Juan Bautista Plaza - Christina Pluhar, L'Arpeggiata, Eero Palviainen, Marcello Vitale, Vincenzo Capezzuto, Doron David Sherwin, Luciana Mancini, Sarah Ridy, Boris Schmidt, David Mayoral, Quito Gato, Carmen Gaggl, Mario Hurtado Rodriguez & Lincoln Almada

2:38

12.

Caballo Viejo (Pasaje) - Alma Llanera [Joropo]

Anonymous - Raúl Orellana, Christina Pluhar, L'Arpeggiata, Boris Schmidt, David Mayoral, Quito Gato & Lincoln Almada

4:58

13.

La Cocoroba (Joropo Oriental)

Luis Mariano Rivera - Christina Pluhar, L'Arpeggiata, Marcello Vitale, Vincenzo Capezzuto, Doron David Sherwin, Sarah Ridy, Boris Schmidt, David Mayoral, Quito Gato, Carmen Gaggl, Mario Hurtado Rodriguez & Lincoln Almada

2:25

14.

Zamba del Chaguanco (Zamba)

Hilda Herrera - Philippe Jaroussky, Christina Pluhar, L'Arpeggiata, Eero Palviainen, Sarah Ridy, Boris Schmidt, David Mayoral & Carmen Gaggl

3:57

15.

Como On Pájaro Libre

Adela Gleijer - Christina Pluhar, L'Arpeggiata, Vincenzo Capezzuto, Doron David Sherwin, Sarah Ridy, Boris Schmidt, David Mayoral & Carmen Gaggl

3:33

16.

Como la Cigarra

Maria Elena Walsh - Philippe Jaroussky, Raúl Orellana, Christina Pluhar, L'Arpeggiata, Eero Palviainen, Raquel Andueza, Sarah Ridy, Boris Schmidt, David Mayoral & Carmen Gaggl

3:37

17.

Ojito de Agua

Otarolo Dominguez - Raúl Orellana, Christina Pluhar, L'Arpeggiata & David Mayoral

2:50

18.

Polo Margariteño (Polo)

Anonymous - Raúl Orellana, Christina Pluhar, L'Arpeggiata, Marcello Vitale, Doron David Sherwin, Luciana Mancini, Sarah Ridy, Boris Schmidt, David Mayoral & Quito Gato

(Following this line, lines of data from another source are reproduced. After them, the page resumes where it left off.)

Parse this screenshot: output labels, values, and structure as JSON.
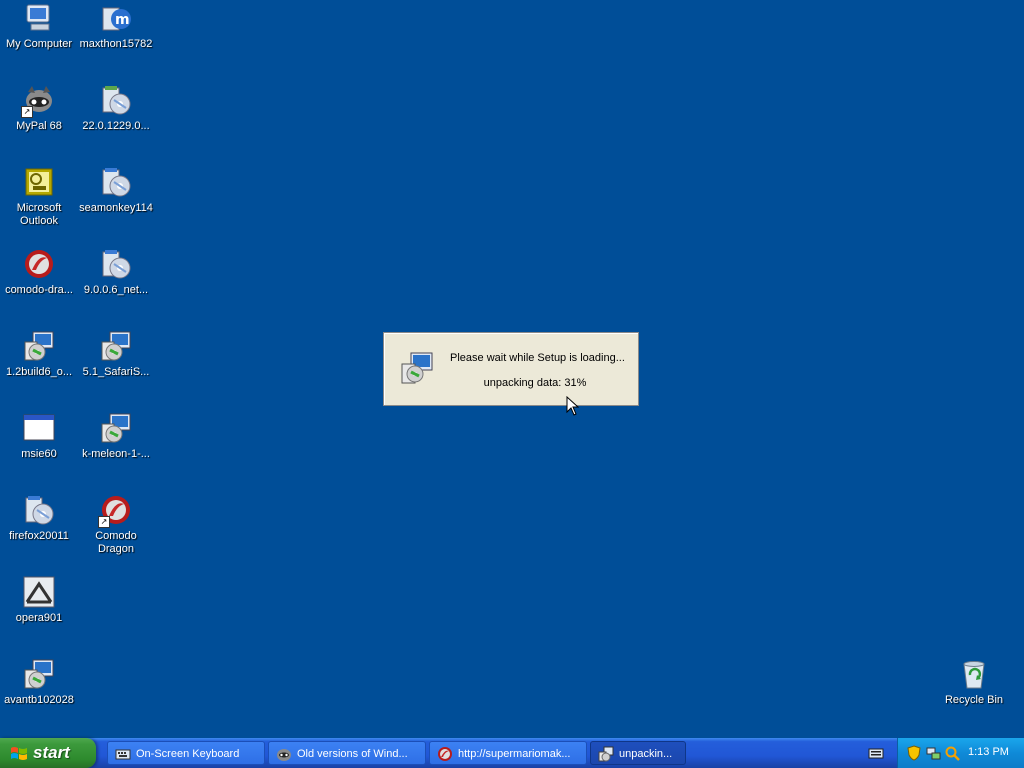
{
  "desktop": {
    "icons": [
      {
        "label": "My Computer"
      },
      {
        "label": "maxthon15782"
      },
      {
        "label": "MyPal 68"
      },
      {
        "label": "22.0.1229.0..."
      },
      {
        "label": "Microsoft Outlook"
      },
      {
        "label": "seamonkey114"
      },
      {
        "label": "comodo-dra..."
      },
      {
        "label": "9.0.0.6_net..."
      },
      {
        "label": "1.2build6_o..."
      },
      {
        "label": "5.1_SafariS..."
      },
      {
        "label": "msie60"
      },
      {
        "label": "k-meleon-1-..."
      },
      {
        "label": "firefox20011"
      },
      {
        "label": "Comodo Dragon"
      },
      {
        "label": "opera901"
      },
      {
        "label": "avantb102028"
      },
      {
        "label": "Recycle Bin"
      }
    ]
  },
  "setup_dialog": {
    "message": "Please wait while Setup is loading...",
    "progress_text": "unpacking data: 31%",
    "progress_percent": 31
  },
  "taskbar": {
    "start_label": "start",
    "buttons": [
      {
        "label": "On-Screen Keyboard"
      },
      {
        "label": "Old versions of Wind..."
      },
      {
        "label": "http://supermariomak..."
      },
      {
        "label": "unpackin..."
      }
    ],
    "clock": "1:13 PM"
  },
  "colors": {
    "desktop_background": "#004e98",
    "taskbar": "#245edb",
    "start_button": "#3c9a3c",
    "tray": "#0f8ad8",
    "dialog_background": "#ece9d8"
  }
}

3:58

19.

Fandango

Antonio Soler - Raúl Orellana, Christina Pluhar, L'Arpeggiata, Marcello Vitale, Doron David Sherwin, Margit Übellacker, Sarah Ridy, Boris Schmidt, David Mayoral & Quito Gato

9:09

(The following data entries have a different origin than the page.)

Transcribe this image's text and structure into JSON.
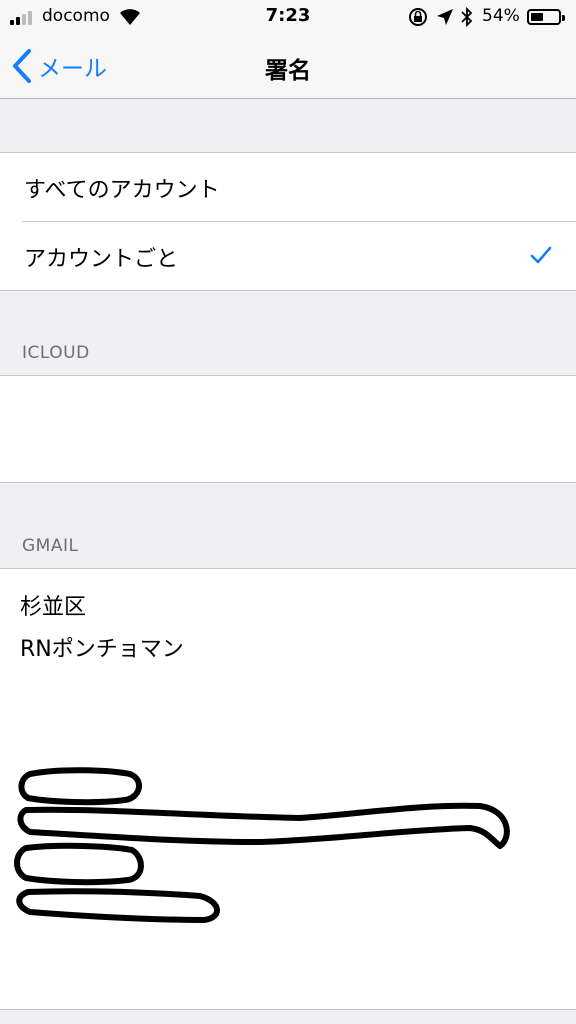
{
  "status": {
    "carrier": "docomo",
    "time": "7:23",
    "battery_percent": "54%",
    "battery_level": 0.54
  },
  "nav": {
    "back_label": "メール",
    "title": "署名"
  },
  "options": [
    {
      "label": "すべてのアカウント",
      "selected": false
    },
    {
      "label": "アカウントごと",
      "selected": true
    }
  ],
  "sections": {
    "icloud": {
      "header": "ICLOUD",
      "signature": ""
    },
    "gmail": {
      "header": "GMAIL",
      "signature_lines": [
        "杉並区",
        "RNポンチョマン"
      ]
    }
  },
  "colors": {
    "accent": "#157efb",
    "background": "#efeff4",
    "header_text": "#6d6d72"
  }
}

20.

Bésame Mucho (Bolero)

Consuelo Velazquez - Raúl Orellana, Christina Pluhar, L'Arpeggiata, Raquel Andueza, Boris Schmidt, David Mayoral & Jesús Fernández Baena

 

Composer Info

Domenico Zipoli (1688-1726), LOCATELLI, Ariel Ramírez, Astor Piazzolla, Constantino Ramones, Hamlet Lima Quintana, Juan Bautista Plaza, Luis Mariano Rivera, Hilda Herrera, Adela Gleijer, Maria Elena Walsh, Otarolo Dominguez, Antonio Soler, Consuelo Velazque

CD Info

CD K617232, CD K617228, Virgin Classics/Erato CD 0709502